Entries from a dataset of interfaces:
——

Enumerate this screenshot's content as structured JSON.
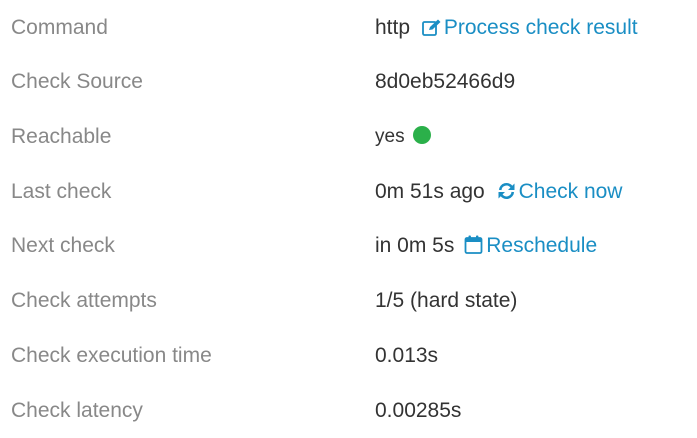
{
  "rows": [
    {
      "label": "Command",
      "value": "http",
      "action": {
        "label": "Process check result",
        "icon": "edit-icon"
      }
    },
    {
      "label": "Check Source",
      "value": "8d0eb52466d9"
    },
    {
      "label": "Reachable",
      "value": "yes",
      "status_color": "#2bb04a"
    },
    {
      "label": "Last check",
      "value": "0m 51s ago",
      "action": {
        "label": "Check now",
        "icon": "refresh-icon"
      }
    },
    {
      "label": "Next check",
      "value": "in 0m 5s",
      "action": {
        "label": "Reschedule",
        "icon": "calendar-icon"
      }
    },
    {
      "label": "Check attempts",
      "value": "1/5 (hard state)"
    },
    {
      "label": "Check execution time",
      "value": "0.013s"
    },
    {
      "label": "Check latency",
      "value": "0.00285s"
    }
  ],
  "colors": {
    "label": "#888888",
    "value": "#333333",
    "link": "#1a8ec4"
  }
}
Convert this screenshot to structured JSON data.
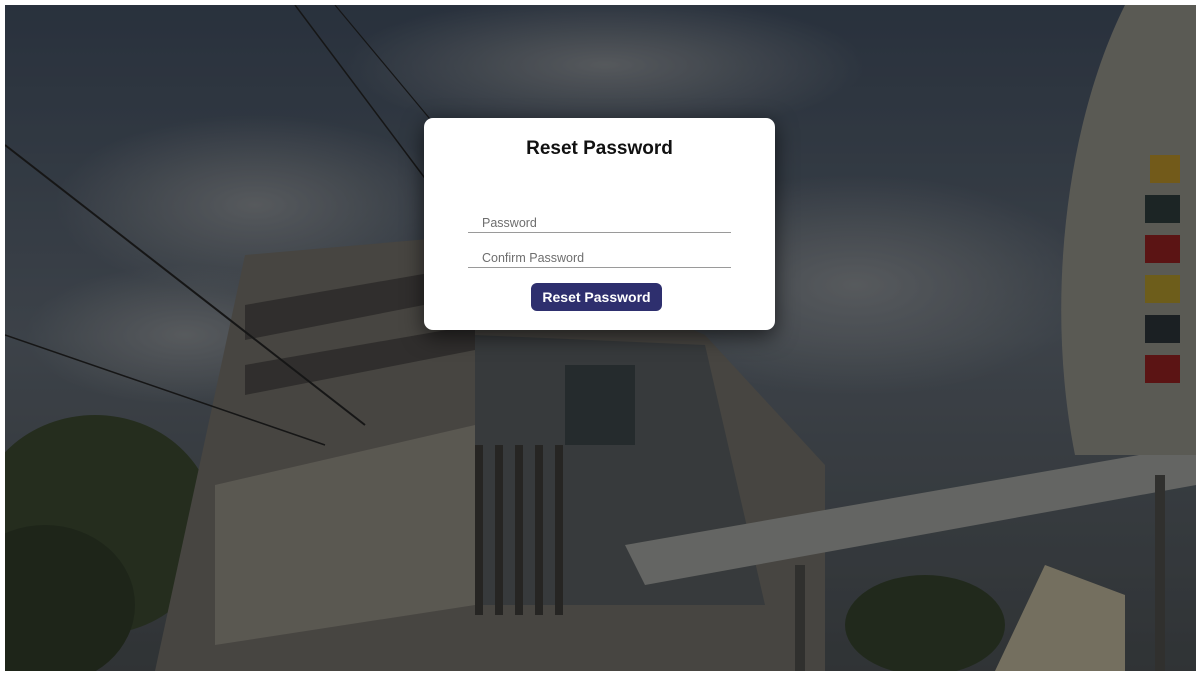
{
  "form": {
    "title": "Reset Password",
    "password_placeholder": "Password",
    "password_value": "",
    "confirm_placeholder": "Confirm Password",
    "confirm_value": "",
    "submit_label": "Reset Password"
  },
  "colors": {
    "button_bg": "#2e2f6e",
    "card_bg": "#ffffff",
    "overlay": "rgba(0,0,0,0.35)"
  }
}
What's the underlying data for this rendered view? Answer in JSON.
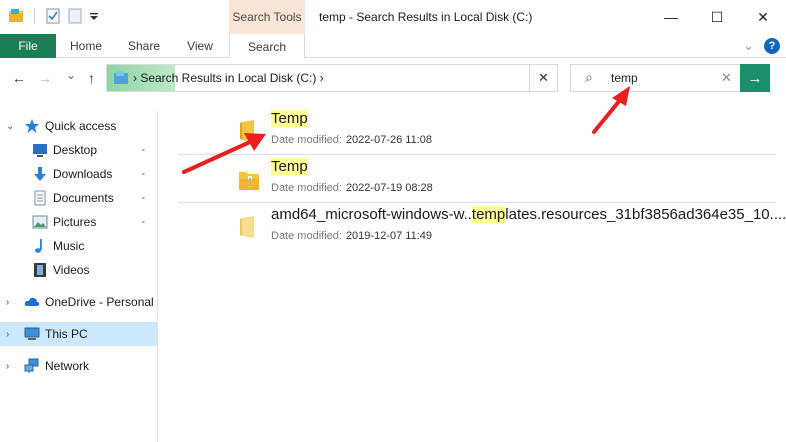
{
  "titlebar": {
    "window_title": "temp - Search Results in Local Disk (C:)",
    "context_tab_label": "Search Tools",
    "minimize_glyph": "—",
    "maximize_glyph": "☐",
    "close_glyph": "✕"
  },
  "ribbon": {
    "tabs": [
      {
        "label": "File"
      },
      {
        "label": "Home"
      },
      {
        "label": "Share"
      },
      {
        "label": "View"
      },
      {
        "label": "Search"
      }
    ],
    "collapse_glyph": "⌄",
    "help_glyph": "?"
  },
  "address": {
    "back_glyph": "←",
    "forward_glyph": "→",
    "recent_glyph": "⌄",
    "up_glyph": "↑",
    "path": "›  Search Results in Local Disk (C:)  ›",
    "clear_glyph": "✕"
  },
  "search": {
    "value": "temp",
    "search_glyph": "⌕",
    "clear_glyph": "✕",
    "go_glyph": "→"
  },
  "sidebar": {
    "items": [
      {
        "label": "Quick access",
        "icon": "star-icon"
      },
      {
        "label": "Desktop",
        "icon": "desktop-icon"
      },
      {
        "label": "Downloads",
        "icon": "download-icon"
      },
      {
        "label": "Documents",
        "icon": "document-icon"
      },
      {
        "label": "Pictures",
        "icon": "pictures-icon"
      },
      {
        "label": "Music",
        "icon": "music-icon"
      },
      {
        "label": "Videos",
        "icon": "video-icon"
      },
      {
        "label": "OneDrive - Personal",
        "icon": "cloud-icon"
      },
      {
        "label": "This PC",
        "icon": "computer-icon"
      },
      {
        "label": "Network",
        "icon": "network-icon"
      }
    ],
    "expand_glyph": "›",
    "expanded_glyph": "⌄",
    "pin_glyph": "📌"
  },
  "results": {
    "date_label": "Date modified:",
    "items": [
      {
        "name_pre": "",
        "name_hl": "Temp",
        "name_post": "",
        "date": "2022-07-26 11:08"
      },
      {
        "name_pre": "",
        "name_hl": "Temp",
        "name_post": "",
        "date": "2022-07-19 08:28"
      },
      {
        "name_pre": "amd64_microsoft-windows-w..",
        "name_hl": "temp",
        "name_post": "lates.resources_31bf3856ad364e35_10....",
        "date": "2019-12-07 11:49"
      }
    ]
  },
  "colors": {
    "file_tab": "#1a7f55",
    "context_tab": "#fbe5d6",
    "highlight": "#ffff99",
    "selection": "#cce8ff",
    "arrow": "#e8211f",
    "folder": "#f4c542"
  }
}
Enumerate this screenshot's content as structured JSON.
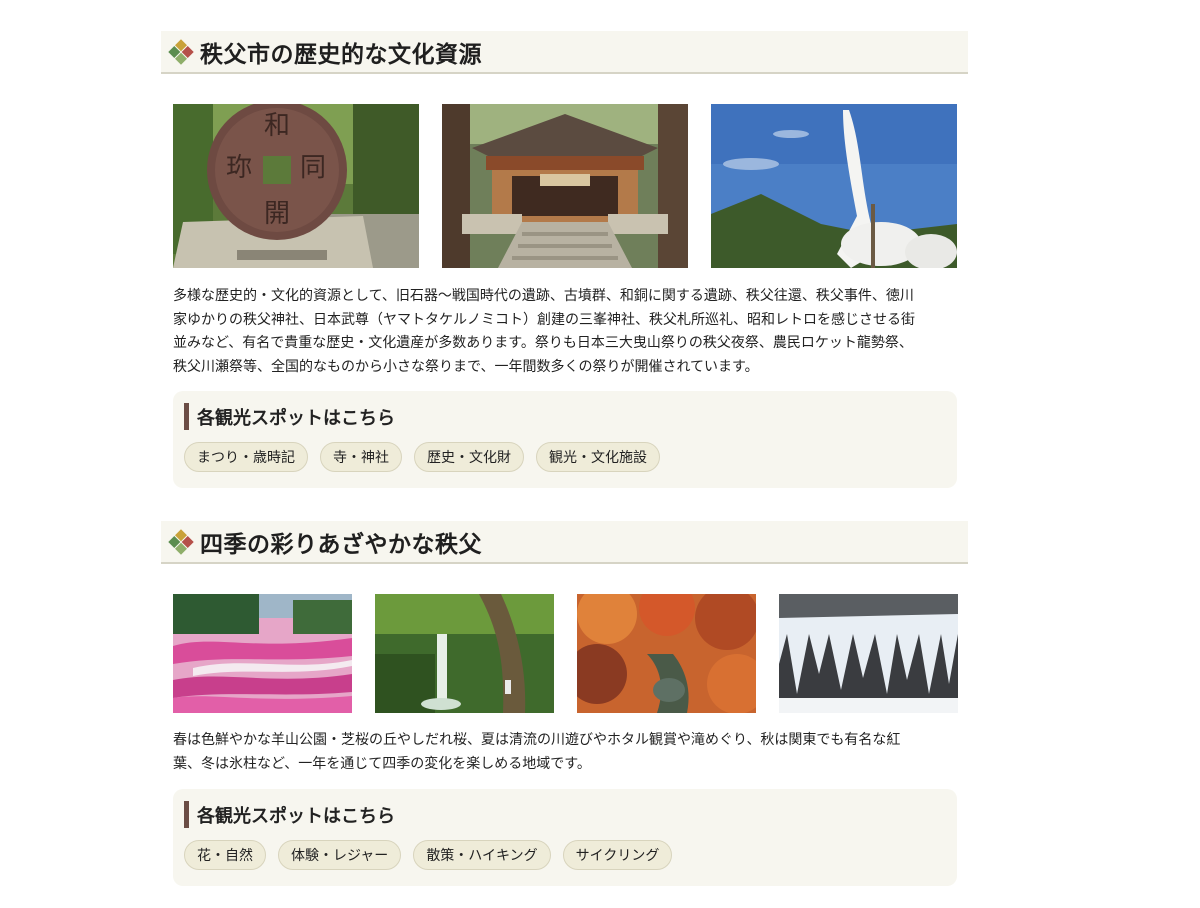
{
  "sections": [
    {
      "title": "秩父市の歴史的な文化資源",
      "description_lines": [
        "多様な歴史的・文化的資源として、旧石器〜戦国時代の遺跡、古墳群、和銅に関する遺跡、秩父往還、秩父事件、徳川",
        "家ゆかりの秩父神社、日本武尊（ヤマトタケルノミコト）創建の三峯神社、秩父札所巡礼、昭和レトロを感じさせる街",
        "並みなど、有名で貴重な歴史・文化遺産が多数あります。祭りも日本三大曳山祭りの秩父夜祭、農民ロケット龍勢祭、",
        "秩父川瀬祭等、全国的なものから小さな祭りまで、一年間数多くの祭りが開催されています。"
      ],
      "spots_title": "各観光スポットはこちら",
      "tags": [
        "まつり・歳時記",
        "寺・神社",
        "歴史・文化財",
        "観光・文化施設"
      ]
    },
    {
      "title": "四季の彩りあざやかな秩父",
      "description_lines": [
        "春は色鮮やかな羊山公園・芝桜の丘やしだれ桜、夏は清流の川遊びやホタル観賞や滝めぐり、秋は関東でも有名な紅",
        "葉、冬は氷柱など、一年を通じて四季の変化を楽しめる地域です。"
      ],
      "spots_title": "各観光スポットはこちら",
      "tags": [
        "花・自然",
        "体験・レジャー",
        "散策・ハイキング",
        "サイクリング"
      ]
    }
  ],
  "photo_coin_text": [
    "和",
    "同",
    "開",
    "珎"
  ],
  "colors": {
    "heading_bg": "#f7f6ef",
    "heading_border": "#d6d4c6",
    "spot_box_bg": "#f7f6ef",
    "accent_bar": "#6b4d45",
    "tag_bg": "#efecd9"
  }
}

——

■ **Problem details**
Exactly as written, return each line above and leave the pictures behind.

■ **Response**
Enumerate this screenshot's content as structured JSON.
{
  "rows": [
    {
      "label": "Command",
      "value": "http",
      "action": {
        "label": "Process check result",
        "icon": "edit-icon"
      }
    },
    {
      "label": "Check Source",
      "value": "8d0eb52466d9"
    },
    {
      "label": "Reachable",
      "value": "yes",
      "status_color": "#2bb04a"
    },
    {
      "label": "Last check",
      "value": "0m 51s ago",
      "action": {
        "label": "Check now",
        "icon": "refresh-icon"
      }
    },
    {
      "label": "Next check",
      "value": "in 0m 5s",
      "action": {
        "label": "Reschedule",
        "icon": "calendar-icon"
      }
    },
    {
      "label": "Check attempts",
      "value": "1/5 (hard state)"
    },
    {
      "label": "Check execution time",
      "value": "0.013s"
    },
    {
      "label": "Check latency",
      "value": "0.00285s"
    }
  ],
  "colors": {
    "label": "#888888",
    "value": "#333333",
    "link": "#1a8ec4"
  }
}
Convert this screenshot to structured JSON data.
{
  "form": {
    "title": "Reset Password",
    "password_placeholder": "Password",
    "password_value": "",
    "confirm_placeholder": "Confirm Password",
    "confirm_value": "",
    "submit_label": "Reset Password"
  },
  "colors": {
    "button_bg": "#2e2f6e",
    "card_bg": "#ffffff",
    "overlay": "rgba(0,0,0,0.35)"
  }
}
What's the underlying data for this rendered view? Answer in JSON.
{
  "titlebar": {
    "window_title": "temp - Search Results in Local Disk (C:)",
    "context_tab_label": "Search Tools",
    "minimize_glyph": "—",
    "maximize_glyph": "☐",
    "close_glyph": "✕"
  },
  "ribbon": {
    "tabs": [
      {
        "label": "File"
      },
      {
        "label": "Home"
      },
      {
        "label": "Share"
      },
      {
        "label": "View"
      },
      {
        "label": "Search"
      }
    ],
    "collapse_glyph": "⌄",
    "help_glyph": "?"
  },
  "address": {
    "back_glyph": "←",
    "forward_glyph": "→",
    "recent_glyph": "⌄",
    "up_glyph": "↑",
    "path": "›  Search Results in Local Disk (C:)  ›",
    "clear_glyph": "✕"
  },
  "search": {
    "value": "temp",
    "search_glyph": "⌕",
    "clear_glyph": "✕",
    "go_glyph": "→"
  },
  "sidebar": {
    "items": [
      {
        "label": "Quick access",
        "icon": "star-icon"
      },
      {
        "label": "Desktop",
        "icon": "desktop-icon"
      },
      {
        "label": "Downloads",
        "icon": "download-icon"
      },
      {
        "label": "Documents",
        "icon": "document-icon"
      },
      {
        "label": "Pictures",
        "icon": "pictures-icon"
      },
      {
        "label": "Music",
        "icon": "music-icon"
      },
      {
        "label": "Videos",
        "icon": "video-icon"
      },
      {
        "label": "OneDrive - Personal",
        "icon": "cloud-icon"
      },
      {
        "label": "This PC",
        "icon": "computer-icon"
      },
      {
        "label": "Network",
        "icon": "network-icon"
      }
    ],
    "expand_glyph": "›",
    "expanded_glyph": "⌄",
    "pin_glyph": "📌"
  },
  "results": {
    "date_label": "Date modified:",
    "items": [
      {
        "name_pre": "",
        "name_hl": "Temp",
        "name_post": "",
        "date": "2022-07-26 11:08"
      },
      {
        "name_pre": "",
        "name_hl": "Temp",
        "name_post": "",
        "date": "2022-07-19 08:28"
      },
      {
        "name_pre": "amd64_microsoft-windows-w..",
        "name_hl": "temp",
        "name_post": "lates.resources_31bf3856ad364e35_10....",
        "date": "2019-12-07 11:49"
      }
    ]
  },
  "colors": {
    "file_tab": "#1a7f55",
    "context_tab": "#fbe5d6",
    "highlight": "#ffff99",
    "selection": "#cce8ff",
    "arrow": "#e8211f",
    "folder": "#f4c542"
  }
}
Enumerate this screenshot's content as structured JSON.
{
  "sections": [
    {
      "title": "秩父市の歴史的な文化資源",
      "description_lines": [
        "多様な歴史的・文化的資源として、旧石器〜戦国時代の遺跡、古墳群、和銅に関する遺跡、秩父往還、秩父事件、徳川",
        "家ゆかりの秩父神社、日本武尊（ヤマトタケルノミコト）創建の三峯神社、秩父札所巡礼、昭和レトロを感じさせる街",
        "並みなど、有名で貴重な歴史・文化遺産が多数あります。祭りも日本三大曳山祭りの秩父夜祭、農民ロケット龍勢祭、",
        "秩父川瀬祭等、全国的なものから小さな祭りまで、一年間数多くの祭りが開催されています。"
      ],
      "spots_title": "各観光スポットはこちら",
      "tags": [
        "まつり・歳時記",
        "寺・神社",
        "歴史・文化財",
        "観光・文化施設"
      ]
    },
    {
      "title": "四季の彩りあざやかな秩父",
      "description_lines": [
        "春は色鮮やかな羊山公園・芝桜の丘やしだれ桜、夏は清流の川遊びやホタル観賞や滝めぐり、秋は関東でも有名な紅",
        "葉、冬は氷柱など、一年を通じて四季の変化を楽しめる地域です。"
      ],
      "spots_title": "各観光スポットはこちら",
      "tags": [
        "花・自然",
        "体験・レジャー",
        "散策・ハイキング",
        "サイクリング"
      ]
    }
  ],
  "photo_coin_text": [
    "和",
    "同",
    "開",
    "珎"
  ],
  "colors": {
    "heading_bg": "#f7f6ef",
    "heading_border": "#d6d4c6",
    "spot_box_bg": "#f7f6ef",
    "accent_bar": "#6b4d45",
    "tag_bg": "#efecd9"
  }
}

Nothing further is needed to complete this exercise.